▸ **Required action**
Copy each line of the records that includes "name".

-*-

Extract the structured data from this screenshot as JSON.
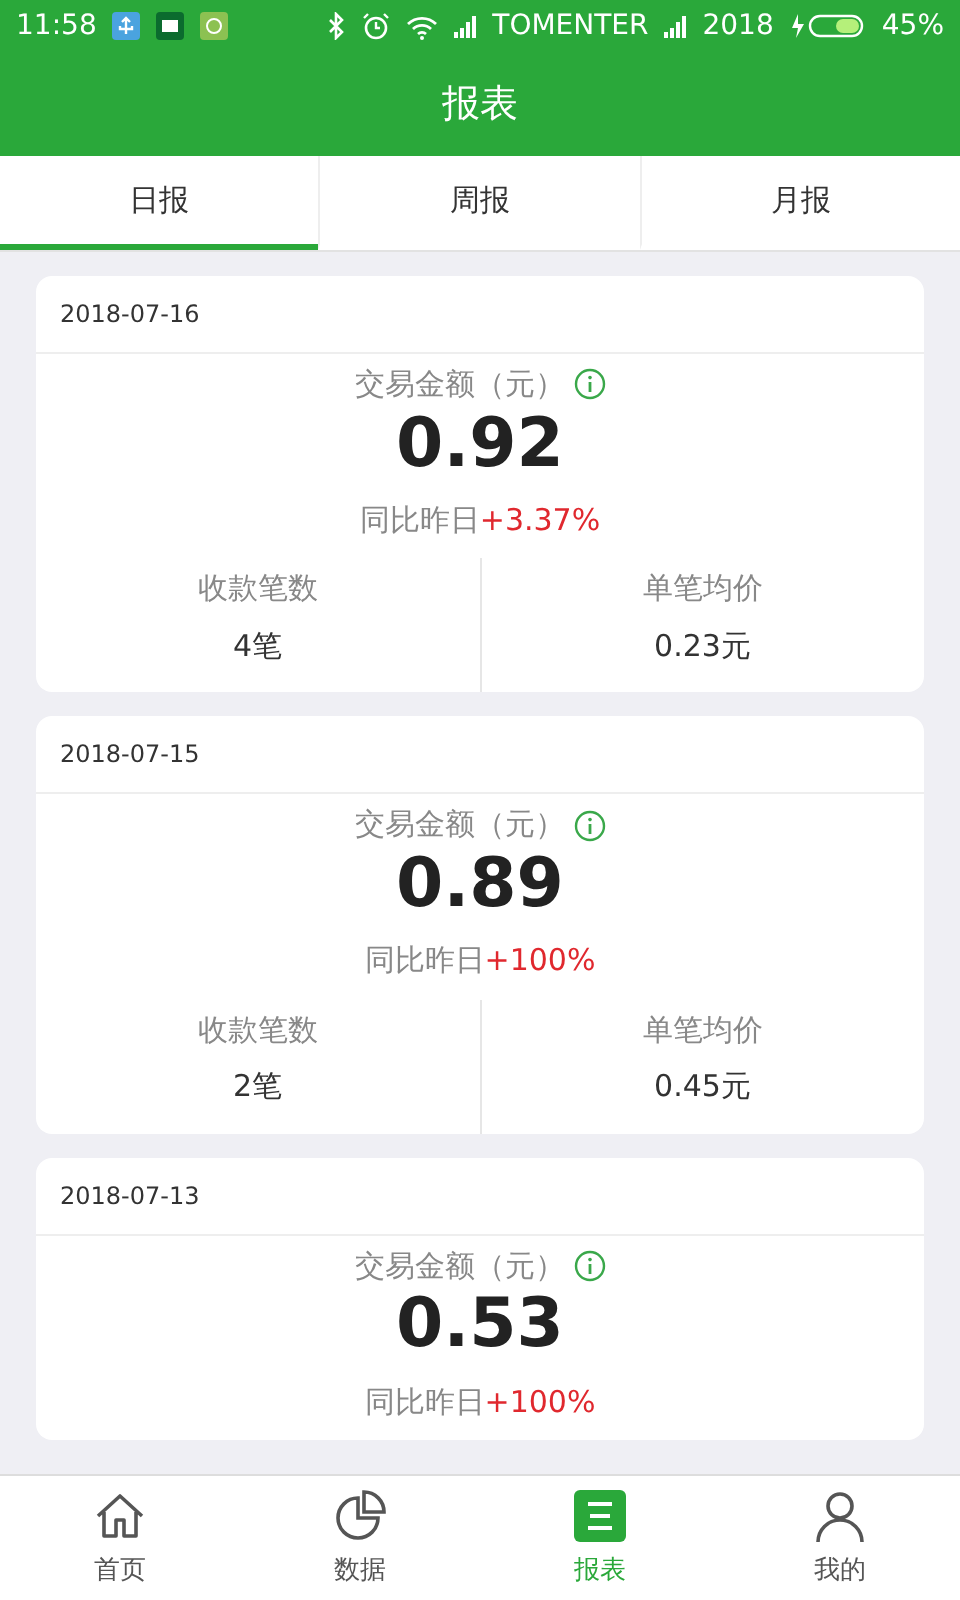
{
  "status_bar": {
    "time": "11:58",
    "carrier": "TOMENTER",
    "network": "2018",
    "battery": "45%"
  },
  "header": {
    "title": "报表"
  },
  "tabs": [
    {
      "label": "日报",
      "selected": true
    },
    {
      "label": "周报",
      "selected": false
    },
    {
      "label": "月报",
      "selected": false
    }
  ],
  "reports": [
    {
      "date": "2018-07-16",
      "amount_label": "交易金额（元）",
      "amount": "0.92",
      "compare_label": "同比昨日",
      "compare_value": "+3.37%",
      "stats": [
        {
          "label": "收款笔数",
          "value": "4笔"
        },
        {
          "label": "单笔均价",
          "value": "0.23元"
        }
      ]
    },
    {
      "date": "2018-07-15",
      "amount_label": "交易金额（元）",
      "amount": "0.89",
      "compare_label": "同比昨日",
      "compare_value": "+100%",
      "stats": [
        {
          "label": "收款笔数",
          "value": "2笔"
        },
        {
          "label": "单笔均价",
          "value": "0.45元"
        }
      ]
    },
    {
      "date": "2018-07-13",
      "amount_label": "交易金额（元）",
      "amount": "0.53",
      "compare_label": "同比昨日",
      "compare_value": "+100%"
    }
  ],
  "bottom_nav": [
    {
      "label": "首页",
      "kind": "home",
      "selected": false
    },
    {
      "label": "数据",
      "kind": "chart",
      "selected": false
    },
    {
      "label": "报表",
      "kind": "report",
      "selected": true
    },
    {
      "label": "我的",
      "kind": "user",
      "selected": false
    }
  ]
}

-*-

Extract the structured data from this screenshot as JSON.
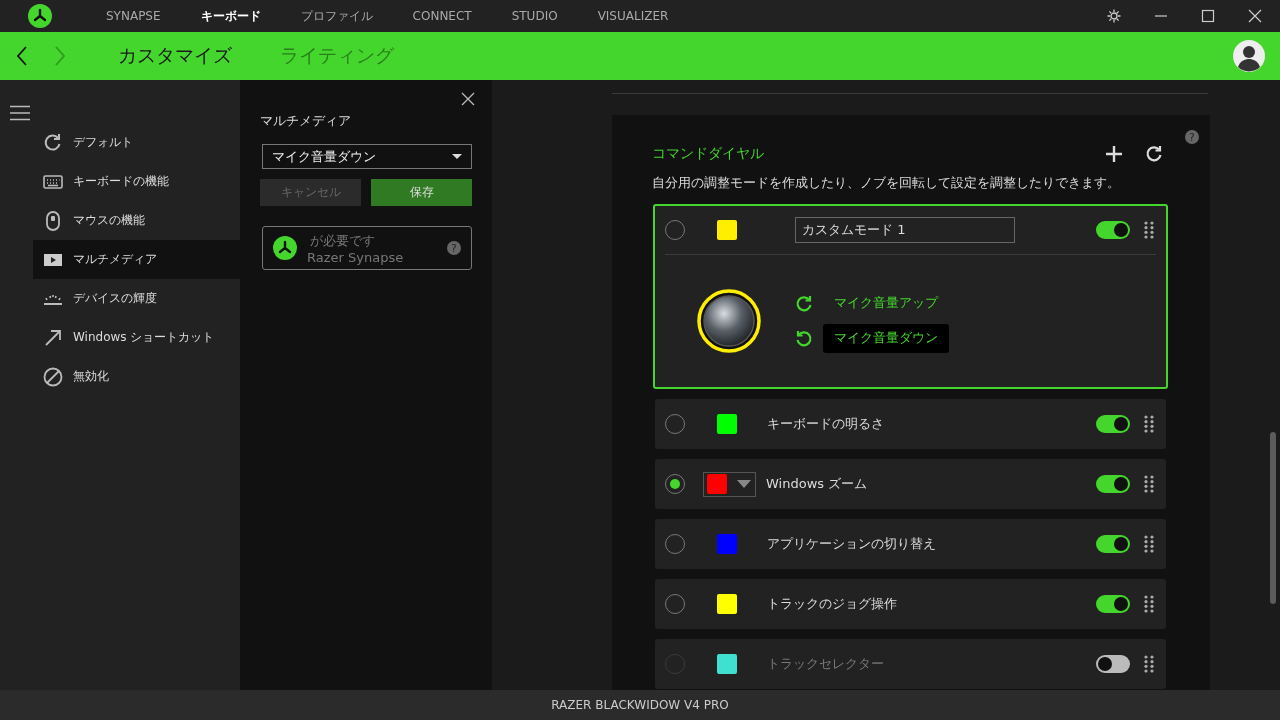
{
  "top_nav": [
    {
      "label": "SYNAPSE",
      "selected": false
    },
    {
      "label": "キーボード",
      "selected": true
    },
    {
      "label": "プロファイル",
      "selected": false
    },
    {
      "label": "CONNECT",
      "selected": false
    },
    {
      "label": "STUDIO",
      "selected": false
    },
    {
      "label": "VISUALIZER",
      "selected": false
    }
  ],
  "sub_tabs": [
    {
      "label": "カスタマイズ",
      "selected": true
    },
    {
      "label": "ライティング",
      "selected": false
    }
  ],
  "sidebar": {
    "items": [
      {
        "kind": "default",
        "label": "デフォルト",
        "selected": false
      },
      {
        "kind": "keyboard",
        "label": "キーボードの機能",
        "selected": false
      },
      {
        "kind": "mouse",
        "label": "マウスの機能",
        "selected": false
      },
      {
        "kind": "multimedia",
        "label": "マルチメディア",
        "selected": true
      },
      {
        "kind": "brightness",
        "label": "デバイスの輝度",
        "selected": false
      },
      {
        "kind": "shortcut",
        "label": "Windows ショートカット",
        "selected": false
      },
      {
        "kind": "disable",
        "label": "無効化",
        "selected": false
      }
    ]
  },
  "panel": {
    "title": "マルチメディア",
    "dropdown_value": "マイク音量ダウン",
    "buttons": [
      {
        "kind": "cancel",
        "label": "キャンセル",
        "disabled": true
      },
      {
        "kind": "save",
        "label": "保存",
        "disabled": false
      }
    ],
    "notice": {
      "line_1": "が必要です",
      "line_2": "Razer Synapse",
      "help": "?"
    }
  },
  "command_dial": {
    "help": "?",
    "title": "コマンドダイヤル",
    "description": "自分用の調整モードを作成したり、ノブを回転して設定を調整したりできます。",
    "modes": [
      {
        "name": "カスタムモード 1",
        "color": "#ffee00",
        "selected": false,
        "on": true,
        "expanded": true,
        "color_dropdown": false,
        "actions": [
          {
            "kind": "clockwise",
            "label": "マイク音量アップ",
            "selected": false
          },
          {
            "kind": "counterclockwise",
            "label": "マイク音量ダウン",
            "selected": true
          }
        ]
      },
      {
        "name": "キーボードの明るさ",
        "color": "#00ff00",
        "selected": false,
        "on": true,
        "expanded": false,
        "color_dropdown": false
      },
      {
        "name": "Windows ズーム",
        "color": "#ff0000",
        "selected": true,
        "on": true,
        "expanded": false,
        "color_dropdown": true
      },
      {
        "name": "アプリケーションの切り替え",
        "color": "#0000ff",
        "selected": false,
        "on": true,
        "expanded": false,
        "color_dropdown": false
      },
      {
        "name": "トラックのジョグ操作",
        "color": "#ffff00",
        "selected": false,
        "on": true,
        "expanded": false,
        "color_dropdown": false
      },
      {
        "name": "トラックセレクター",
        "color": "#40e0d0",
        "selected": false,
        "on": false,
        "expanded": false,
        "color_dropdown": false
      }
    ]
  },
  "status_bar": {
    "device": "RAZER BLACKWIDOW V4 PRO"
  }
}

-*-

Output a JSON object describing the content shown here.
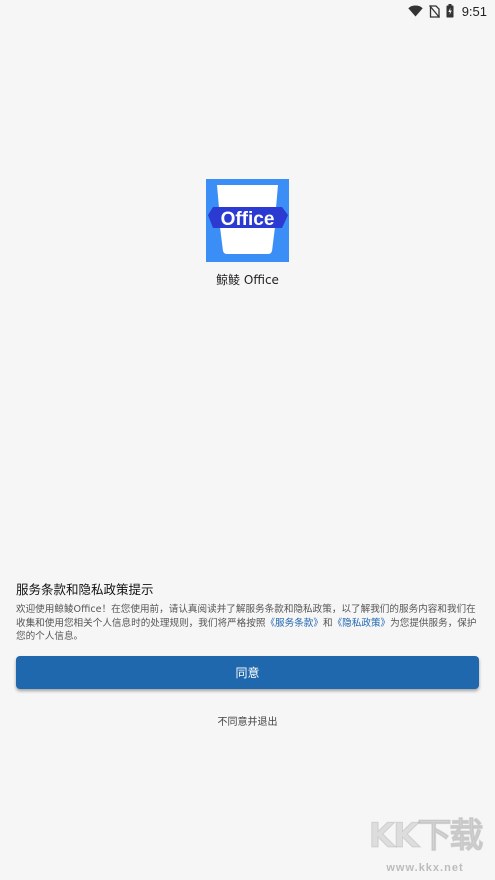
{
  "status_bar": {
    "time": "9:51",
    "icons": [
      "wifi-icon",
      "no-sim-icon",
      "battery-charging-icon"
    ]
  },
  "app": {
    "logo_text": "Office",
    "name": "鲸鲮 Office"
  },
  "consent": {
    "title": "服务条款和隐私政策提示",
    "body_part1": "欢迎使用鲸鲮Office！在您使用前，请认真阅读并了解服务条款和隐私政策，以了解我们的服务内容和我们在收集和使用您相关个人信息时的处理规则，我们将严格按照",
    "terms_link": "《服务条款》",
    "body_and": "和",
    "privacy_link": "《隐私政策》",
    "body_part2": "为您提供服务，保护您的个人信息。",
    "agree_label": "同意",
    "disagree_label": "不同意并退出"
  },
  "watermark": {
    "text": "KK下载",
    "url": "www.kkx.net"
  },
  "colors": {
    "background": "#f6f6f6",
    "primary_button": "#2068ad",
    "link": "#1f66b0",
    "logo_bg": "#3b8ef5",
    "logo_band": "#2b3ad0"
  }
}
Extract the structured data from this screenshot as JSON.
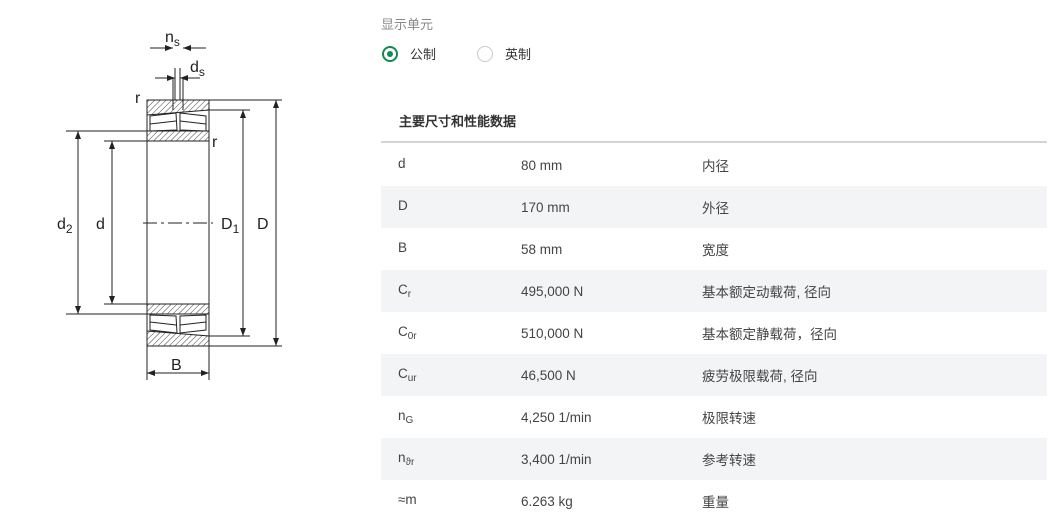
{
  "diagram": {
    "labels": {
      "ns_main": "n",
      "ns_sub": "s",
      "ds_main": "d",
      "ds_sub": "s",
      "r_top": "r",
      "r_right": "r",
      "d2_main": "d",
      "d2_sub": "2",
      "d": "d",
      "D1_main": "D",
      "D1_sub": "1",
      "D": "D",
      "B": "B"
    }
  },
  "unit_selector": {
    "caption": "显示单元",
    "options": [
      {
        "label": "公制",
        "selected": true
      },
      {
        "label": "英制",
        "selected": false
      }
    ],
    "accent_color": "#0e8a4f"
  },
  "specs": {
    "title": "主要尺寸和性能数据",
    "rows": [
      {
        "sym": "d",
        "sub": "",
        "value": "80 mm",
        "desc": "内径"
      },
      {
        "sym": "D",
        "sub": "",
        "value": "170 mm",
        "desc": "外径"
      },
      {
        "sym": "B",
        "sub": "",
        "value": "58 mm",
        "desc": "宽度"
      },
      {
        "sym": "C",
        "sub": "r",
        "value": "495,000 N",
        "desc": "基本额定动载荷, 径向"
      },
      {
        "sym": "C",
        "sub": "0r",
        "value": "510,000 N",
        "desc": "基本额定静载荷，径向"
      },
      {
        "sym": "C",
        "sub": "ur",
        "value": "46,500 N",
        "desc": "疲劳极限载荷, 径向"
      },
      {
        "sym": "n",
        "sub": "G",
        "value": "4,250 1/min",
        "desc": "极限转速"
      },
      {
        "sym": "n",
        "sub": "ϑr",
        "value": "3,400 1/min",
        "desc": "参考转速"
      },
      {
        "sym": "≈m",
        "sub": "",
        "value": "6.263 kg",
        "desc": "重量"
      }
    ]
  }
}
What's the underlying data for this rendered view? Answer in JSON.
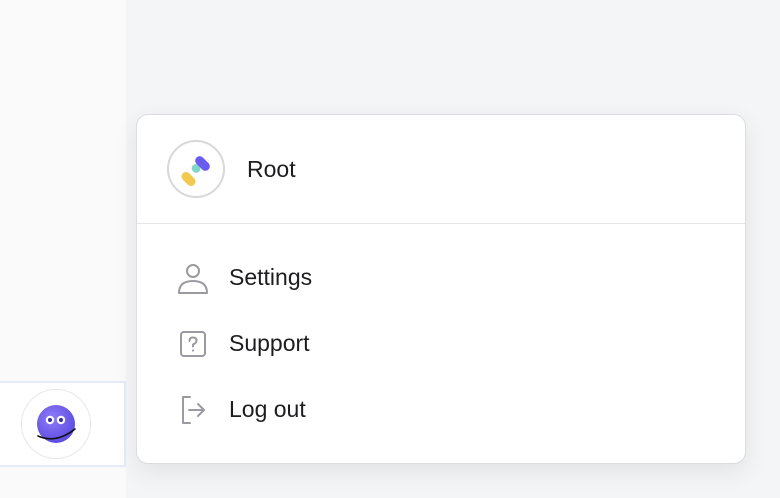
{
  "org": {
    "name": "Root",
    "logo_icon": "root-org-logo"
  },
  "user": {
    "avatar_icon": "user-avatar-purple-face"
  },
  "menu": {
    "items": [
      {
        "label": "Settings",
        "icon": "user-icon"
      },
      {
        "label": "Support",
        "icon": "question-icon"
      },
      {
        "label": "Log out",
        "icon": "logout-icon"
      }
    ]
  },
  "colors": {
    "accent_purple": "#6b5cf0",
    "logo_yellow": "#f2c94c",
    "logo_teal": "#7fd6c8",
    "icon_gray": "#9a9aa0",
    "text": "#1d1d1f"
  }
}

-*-

▸ **Response**
        "name": "カスタムモード 1",
        "name": "キーボードの明るさ",
        "name": "Windows ズーム",
        "name": "アプリケーションの切り替え",
        "name": "トラックのジョグ操作",
        "name": "トラックセレクター",
    "name": "鲸鲮 Office"
    "name": "Root",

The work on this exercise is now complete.